Website and app data records:

= = = = =

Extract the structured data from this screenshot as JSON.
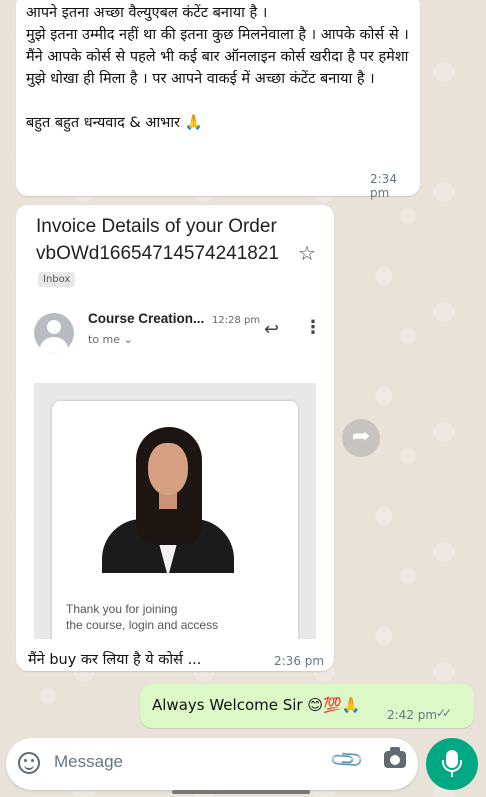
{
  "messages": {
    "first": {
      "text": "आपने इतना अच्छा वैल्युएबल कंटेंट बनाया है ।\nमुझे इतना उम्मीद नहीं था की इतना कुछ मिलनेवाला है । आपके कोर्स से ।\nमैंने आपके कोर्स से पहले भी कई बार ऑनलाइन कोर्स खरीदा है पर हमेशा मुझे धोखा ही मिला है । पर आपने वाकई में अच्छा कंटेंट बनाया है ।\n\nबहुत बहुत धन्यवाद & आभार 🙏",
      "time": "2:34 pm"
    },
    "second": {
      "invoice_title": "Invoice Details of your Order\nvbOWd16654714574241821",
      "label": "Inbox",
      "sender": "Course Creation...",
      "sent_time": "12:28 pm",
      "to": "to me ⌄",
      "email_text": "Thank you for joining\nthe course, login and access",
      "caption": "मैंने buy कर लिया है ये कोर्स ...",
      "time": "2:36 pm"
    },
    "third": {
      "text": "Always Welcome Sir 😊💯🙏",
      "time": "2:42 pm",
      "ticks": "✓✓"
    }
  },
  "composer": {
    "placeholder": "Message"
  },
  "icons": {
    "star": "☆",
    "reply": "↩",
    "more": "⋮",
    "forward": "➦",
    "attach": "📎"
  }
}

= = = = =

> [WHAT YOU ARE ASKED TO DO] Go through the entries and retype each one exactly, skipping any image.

> [OUTPUT FOR THIS TASK]
Extract the structured data from this screenshot as JSON.
{
  "messages": {
    "first": {
      "text": "आपने इतना अच्छा वैल्युएबल कंटेंट बनाया है ।\nमुझे इतना उम्मीद नहीं था की इतना कुछ मिलनेवाला है । आपके कोर्स से ।\nमैंने आपके कोर्स से पहले भी कई बार ऑनलाइन कोर्स खरीदा है पर हमेशा मुझे धोखा ही मिला है । पर आपने वाकई में अच्छा कंटेंट बनाया है ।\n\nबहुत बहुत धन्यवाद & आभार 🙏",
      "time": "2:34 pm"
    },
    "second": {
      "invoice_title": "Invoice Details of your Order\nvbOWd16654714574241821",
      "label": "Inbox",
      "sender": "Course Creation...",
      "sent_time": "12:28 pm",
      "to": "to me ⌄",
      "email_text": "Thank you for joining\nthe course, login and access",
      "caption": "मैंने buy कर लिया है ये कोर्स ...",
      "time": "2:36 pm"
    },
    "third": {
      "text": "Always Welcome Sir 😊💯🙏",
      "time": "2:42 pm",
      "ticks": "✓✓"
    }
  },
  "composer": {
    "placeholder": "Message"
  },
  "icons": {
    "star": "☆",
    "reply": "↩",
    "more": "⋮",
    "forward": "➦",
    "attach": "📎"
  }
}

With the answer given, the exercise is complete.